The party eventually reached Kuka (now Kukawa in Nigeria) on 17 February 1823, having earlier become the first white men to see Lake Chad. Whilst at Kuka, Clapperton and Oudney parted company with Denham to visit the Hausa states. Denham remained behind to explore and survey the western, south and south-eastern shores of Lake Chad, and the lower courses of the rivers Waube, Logone and Shari. Clapperton and Oudney reached Bornu where they were well received by the sultan, and after remaining in the region until 14 December, they again set out for the purpose of exploring the course of the Niger River.
However, only a few weeks later, Oudney died at Murmur  on the road to Kano. Undeterred, Clapperton continued his journey alone through Kano to Sokoto, the capital of the Fulani Empire, where by order of Sultan Muhammed Bello he was obliged to stop, though the Niger was only a five-day journey to the west. Exhausted by his travels, he returned by way of Zaria and Katsina to Kuka, where Denham found him barely recognizable after his privations. Clapperton and Denham departed Kuka for Tripoli in August 1824, reaching Tripoli on 26 January 1825. Their mutual antipathy unabated, they exhanged not a word during the 133-day journey. The pair contined their journey to England, arriving home to a heroes' welcome on 1 June 1825. An account of their travels was published in 1826 under the title Narrative of Travels and Discoveries in Northern and Central Africa in the years 1822 - 1823 and 1824.
Immediately after his return to England, Clapperton was raised to the rank of commander, and sent out with another expedition to Africa, the sultan Bello of Sokoto having professed his eagerness to open up trade with the west coast. Clapperton came out on HMS Brazen, which was joining the West Africa Squadron for the suppression of the slave trade. He landed at Badagry in the Bight of Benin, and started overland for the Niger on 7 December 1825, having with him his servant Richard Lemon Lander, Captain Pearce, and Dr. Morrison, navy surgeon and naturalist. Before the month was out Pearce and Morrison were dead of fever. Clapperton continued his journey, and, passing through the Yoruba country, in January 1826 he crossed the Niger at Bussa, the spot where Mungo Park had died twenty years before.

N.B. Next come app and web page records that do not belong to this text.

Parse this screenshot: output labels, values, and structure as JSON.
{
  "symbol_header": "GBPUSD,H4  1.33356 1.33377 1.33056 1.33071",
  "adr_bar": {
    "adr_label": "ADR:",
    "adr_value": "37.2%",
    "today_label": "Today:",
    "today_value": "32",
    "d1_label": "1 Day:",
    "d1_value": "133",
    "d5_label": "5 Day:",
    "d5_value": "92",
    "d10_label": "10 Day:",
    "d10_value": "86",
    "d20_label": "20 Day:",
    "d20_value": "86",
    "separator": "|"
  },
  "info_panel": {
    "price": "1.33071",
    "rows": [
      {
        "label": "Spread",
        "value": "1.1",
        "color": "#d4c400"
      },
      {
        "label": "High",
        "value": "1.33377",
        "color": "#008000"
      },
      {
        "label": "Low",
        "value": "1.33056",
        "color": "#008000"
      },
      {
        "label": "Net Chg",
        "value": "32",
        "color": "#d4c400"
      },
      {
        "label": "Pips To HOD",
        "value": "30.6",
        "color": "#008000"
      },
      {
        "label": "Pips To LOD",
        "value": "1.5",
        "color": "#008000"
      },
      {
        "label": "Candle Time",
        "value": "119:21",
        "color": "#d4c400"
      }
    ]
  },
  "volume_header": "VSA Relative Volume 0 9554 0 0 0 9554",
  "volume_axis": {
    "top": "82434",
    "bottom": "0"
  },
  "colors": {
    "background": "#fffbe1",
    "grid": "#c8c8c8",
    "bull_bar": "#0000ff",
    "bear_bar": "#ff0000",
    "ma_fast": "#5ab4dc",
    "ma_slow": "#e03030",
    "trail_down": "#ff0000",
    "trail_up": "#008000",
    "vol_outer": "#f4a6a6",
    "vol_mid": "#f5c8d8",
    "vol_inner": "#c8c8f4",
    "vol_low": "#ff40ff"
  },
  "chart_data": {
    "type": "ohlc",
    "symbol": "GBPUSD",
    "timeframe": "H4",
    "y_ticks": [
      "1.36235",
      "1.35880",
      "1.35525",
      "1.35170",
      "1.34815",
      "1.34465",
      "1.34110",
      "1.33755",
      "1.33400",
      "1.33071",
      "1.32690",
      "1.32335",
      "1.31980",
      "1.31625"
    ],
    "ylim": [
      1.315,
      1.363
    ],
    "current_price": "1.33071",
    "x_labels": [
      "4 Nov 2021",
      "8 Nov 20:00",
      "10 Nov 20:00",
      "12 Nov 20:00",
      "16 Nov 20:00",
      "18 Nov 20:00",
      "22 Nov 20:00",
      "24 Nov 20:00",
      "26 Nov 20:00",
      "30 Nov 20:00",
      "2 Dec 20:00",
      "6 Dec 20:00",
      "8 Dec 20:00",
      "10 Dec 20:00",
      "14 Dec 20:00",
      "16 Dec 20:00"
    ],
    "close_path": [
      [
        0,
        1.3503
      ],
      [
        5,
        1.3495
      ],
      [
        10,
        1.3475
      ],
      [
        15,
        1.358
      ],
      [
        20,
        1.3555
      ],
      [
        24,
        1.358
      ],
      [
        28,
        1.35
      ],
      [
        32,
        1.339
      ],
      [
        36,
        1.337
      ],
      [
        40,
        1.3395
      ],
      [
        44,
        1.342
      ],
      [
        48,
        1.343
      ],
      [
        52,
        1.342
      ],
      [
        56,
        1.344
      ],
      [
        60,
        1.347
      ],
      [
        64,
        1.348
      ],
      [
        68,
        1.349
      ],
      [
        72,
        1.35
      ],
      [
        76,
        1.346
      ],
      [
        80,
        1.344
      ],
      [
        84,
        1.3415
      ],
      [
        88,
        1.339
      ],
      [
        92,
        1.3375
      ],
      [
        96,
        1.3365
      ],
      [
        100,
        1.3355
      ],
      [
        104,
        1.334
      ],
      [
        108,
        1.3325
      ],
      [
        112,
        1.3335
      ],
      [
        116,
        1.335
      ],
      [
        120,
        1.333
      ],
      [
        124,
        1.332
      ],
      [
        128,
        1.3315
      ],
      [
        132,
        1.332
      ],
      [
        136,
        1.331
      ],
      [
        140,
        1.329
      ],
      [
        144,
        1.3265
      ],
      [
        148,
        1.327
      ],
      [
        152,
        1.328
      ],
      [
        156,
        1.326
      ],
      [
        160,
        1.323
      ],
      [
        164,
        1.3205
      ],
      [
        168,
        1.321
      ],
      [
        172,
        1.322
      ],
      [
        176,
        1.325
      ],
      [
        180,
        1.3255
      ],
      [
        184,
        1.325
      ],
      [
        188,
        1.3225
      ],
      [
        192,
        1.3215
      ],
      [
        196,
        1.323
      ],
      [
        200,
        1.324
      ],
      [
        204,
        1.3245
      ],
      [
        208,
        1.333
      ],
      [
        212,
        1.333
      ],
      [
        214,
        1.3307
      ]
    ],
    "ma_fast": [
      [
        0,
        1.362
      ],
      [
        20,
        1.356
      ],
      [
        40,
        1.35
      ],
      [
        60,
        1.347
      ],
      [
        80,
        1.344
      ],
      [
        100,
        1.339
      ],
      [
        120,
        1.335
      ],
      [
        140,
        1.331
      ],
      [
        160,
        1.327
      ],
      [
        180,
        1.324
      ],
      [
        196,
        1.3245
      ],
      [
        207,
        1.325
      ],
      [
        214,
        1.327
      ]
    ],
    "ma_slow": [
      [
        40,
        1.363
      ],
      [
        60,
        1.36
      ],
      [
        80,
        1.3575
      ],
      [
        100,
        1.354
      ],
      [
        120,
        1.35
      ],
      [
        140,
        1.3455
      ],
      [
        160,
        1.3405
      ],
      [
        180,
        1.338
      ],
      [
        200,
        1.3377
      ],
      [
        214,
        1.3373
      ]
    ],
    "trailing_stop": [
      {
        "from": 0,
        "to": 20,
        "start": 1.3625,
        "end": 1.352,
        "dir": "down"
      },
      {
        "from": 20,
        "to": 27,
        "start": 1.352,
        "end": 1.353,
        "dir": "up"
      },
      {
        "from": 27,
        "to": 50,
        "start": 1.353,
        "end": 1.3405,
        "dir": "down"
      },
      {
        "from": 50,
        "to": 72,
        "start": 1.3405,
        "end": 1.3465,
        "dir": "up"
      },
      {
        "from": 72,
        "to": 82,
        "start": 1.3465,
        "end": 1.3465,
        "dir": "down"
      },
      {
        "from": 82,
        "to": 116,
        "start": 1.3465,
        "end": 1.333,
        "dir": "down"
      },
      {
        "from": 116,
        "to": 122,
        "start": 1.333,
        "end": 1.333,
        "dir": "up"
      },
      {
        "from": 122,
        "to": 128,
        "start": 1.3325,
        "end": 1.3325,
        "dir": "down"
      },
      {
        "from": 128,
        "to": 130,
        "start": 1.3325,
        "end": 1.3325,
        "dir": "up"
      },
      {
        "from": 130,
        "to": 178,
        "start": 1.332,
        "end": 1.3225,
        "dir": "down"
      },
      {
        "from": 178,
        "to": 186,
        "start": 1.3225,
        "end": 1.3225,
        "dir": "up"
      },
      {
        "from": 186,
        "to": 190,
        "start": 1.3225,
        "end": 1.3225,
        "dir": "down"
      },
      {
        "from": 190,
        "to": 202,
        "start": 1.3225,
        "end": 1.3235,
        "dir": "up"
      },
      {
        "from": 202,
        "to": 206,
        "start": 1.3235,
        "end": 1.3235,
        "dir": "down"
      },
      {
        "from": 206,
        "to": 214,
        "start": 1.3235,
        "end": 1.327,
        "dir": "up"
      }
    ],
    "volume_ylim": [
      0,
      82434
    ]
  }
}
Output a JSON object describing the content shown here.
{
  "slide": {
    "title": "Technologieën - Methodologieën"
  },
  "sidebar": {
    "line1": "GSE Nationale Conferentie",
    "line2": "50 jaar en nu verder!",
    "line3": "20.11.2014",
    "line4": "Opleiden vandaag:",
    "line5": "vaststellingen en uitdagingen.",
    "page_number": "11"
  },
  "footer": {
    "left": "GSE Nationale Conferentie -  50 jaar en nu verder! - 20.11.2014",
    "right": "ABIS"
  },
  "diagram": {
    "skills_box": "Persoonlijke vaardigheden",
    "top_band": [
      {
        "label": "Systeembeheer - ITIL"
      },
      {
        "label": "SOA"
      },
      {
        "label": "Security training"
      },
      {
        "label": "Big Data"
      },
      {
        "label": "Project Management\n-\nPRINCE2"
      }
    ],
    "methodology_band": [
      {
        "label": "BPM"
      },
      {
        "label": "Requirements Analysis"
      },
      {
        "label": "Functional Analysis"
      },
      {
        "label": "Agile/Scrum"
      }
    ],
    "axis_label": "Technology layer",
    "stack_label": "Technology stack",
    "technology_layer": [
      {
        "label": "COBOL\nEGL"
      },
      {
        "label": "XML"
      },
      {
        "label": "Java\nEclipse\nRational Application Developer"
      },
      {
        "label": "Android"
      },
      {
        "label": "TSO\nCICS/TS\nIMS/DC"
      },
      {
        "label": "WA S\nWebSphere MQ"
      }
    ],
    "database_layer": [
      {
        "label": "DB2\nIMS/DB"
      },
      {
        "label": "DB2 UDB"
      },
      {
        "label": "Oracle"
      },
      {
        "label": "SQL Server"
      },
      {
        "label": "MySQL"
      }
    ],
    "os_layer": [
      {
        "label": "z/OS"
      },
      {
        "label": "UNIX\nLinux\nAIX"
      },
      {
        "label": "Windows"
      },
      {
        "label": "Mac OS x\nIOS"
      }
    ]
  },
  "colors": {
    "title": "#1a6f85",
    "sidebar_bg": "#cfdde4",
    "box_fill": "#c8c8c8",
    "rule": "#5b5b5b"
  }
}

Clapperton was the first European to make known from personal observation the Hausa states, which he visited soon after the establishment of the Sokoto Caliphate by the Fula. In 1829 the Journal of a Second Expedition into the Interior of Africa, &c., by Clapperton appeared posthumously, with a biographical sketch of the explorer by his uncle, Lieutenant-Colonel S. Clapperton, as a preface. Richard Lemon Lander, who had brought back the journal of his master, also published Records of Captain Clapperton's Last Expedition to Africa ... with the subsequent Adventures of the Author (2 volumes, London, 1830).
- Clapperton, H. (1826). Difficult and Dangerous Roads - Travels in Sahara and Fezzan, 1822-1825. Eds. Bruce-Lockhart, J. & Wright, J. Sickle Moon Books, London. ISBN 978-1-900209-06-9
- Journal of a second expedition into the interior of Africa, from the bight of Benin to Soccatoo. Cass, London 1966 (London 1829)
- (with Dixon Denham and Walter Oudney): Narrative of travels and discoveries in Northern and Central Africa. (London 1826) Darf, London 1985, ISBN 1-85077-057-3